The Morning Bell: Edmond principal wins $25K Milken award
Debreon Davis, principal at Edmond North High School, learned on Thursday that she was the recipient of the $25,000 Milken Educator Award from Lowell Milken, chairman and co-founder of the Milken Family Foundation.
Davis, one of 44 honorees across the U.S. for 2017-18, is the only Milken Educator Award winner from Oklahoma this year.
“Effective principals create and reinforce the culture of a school to ensure teachers and students can excel in a supportive, trusting environment,” said state superintendent Joy Hofmeister. “By any calculation, Debreon Davis is an exceptionally effective leader who is wholeheartedly dedicated to service.
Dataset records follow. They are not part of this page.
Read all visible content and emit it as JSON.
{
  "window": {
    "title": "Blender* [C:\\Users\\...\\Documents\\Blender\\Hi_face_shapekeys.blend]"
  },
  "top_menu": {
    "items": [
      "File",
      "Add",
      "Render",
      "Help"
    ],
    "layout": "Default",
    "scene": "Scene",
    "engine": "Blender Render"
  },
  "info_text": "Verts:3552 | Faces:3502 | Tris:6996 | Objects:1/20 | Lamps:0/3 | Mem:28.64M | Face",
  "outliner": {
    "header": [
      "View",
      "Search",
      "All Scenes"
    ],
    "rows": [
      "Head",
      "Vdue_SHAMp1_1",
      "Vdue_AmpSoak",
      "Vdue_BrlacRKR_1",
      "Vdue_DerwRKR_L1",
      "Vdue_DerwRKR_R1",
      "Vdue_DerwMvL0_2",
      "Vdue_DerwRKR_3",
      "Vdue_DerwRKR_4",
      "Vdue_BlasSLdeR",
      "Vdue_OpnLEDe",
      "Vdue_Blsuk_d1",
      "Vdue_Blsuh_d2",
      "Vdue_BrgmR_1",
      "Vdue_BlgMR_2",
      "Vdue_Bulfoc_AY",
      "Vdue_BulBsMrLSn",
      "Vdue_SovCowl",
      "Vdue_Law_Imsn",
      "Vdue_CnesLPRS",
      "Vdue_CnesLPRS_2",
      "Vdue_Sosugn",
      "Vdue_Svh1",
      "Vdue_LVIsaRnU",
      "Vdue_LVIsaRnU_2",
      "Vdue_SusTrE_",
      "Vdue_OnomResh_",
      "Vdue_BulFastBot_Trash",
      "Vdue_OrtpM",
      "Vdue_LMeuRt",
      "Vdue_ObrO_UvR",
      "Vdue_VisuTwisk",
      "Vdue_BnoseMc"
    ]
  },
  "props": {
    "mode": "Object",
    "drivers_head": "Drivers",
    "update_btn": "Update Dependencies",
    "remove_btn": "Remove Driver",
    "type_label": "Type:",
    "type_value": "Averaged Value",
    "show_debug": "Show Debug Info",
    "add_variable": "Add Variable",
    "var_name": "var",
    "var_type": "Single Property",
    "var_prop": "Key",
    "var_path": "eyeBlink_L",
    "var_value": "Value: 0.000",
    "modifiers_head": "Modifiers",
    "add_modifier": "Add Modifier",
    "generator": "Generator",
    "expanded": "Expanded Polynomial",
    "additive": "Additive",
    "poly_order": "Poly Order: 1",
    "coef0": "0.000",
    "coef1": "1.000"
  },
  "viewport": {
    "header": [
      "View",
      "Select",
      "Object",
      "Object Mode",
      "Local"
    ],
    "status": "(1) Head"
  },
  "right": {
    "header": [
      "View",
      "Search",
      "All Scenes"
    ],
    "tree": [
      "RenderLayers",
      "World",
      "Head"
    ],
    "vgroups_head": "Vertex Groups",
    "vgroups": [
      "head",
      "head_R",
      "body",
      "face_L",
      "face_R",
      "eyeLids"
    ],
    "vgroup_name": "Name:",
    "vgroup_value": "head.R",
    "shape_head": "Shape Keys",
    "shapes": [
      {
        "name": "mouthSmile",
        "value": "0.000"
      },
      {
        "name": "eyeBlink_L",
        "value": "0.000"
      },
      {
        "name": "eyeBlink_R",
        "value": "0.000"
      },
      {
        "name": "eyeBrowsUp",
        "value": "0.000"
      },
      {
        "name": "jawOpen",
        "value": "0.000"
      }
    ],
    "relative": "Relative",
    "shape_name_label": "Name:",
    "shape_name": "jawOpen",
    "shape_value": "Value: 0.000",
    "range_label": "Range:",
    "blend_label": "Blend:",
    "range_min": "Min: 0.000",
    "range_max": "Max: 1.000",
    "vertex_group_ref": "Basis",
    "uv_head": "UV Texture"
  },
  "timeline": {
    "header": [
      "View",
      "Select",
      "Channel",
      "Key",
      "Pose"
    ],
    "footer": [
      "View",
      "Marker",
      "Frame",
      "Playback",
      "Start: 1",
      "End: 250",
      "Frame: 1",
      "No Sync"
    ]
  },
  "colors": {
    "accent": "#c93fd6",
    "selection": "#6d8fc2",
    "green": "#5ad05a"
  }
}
Her commitment to high expectations and belief that every child can achieve have earned respect from students and their families, her colleagues and the Edmond community.”
You can read more about Davis and the award here.
Native charter school proposed
Sovereign Community School proposes operating a middle and high school, which would open in the fall of 2019, reports Laura Eastes of the Oklahoma Gazette. The school would bring a unique opportunity to OKC’s Native American and non-Native students, said Phil Gover, who is leading the effort.
“We can design a whole school curriculum around the notion that we can be rigorous and culturally relevant,” Gover said in an interview with Oklahoma Gazette. “NACA [Native American Community Academy] proved you can do it. You can prepare students for college and teach them the culture from where they come.”
Fearing the end of DACA
NonDoc covered a recent gathering of business and education leaders who said the "fear is unbelievable" when it comes to a possible end to DACA.
With two dozen Oklahoma stakeholders gathered Wednesday around a table at the Broadway 10 chophouse, congressional field staff and media heard about “the fear” facing families who await congressional action on the United States’ DACA immigration policy, which predominantly affects young immigrants who are students.
Lawmakers respond to seclusion rooms story
Two state lawmakers announced they would file legislation in response to a story on the use of seclusion rooms in Oklahoma schools.
Jennifer Palmer of Oklahoma Watch recently wrote that the controversial practice of shutting children alone in small closet-like rooms to control their behavior has led Oklahoma parents to withdraw their children from school, seek police intervention and take legal action.
On Thursday, Rep. Bobby Cleveland, R-Slaughterville, said he would crack down on schools where personnel inappropriately discipline students.
“Seeing reports of school personnel secluding students in small spaces as a form of ‘discipline’ is alarming,” Cleveland said in a statement. “Parents should feel confident sending their students to school each day, and nobody should have to worry about a student being stuck in a closet for punishment. Often times, these students with individual education programs don’t even know why they’re being secluded. These practices violate the spirit of House Bill 1623, and I won’t stand to see our students with special needs treated in such a horrific way.”
Rep. Josh Cockroft also announced on Thursday his plan to respond with legislation.
"This is inexcusable and embarrassing for families across our state," Cockroft said.
District settles playground lawsuit
Oklahoma City Public Schools has agreed to settle a 3-year-old personal injury lawsuit with the parent of a Telstar Elementary student who was "grievously injured when a set of monkey bars-style playground equipment fell onto his head," a petition filed Nov. 5, 2014, in Oklahoma County District Court states.
The school board approved a $95,000 payout this week to Leticia Mask..
Boosting academic standards
In an article for Ozy, Nick Fouriezos took a closer look at Oklahoma's increased academic standards. "Taking an honest look at education success is especially crucial in Oklahoma, where the state legislature has cut K–12 spending by $1 billion in the past decade — even as enrollment grew by 50,000 students," Fouriezos wrote.
That does it for today's Morning Bell. See you on Monday!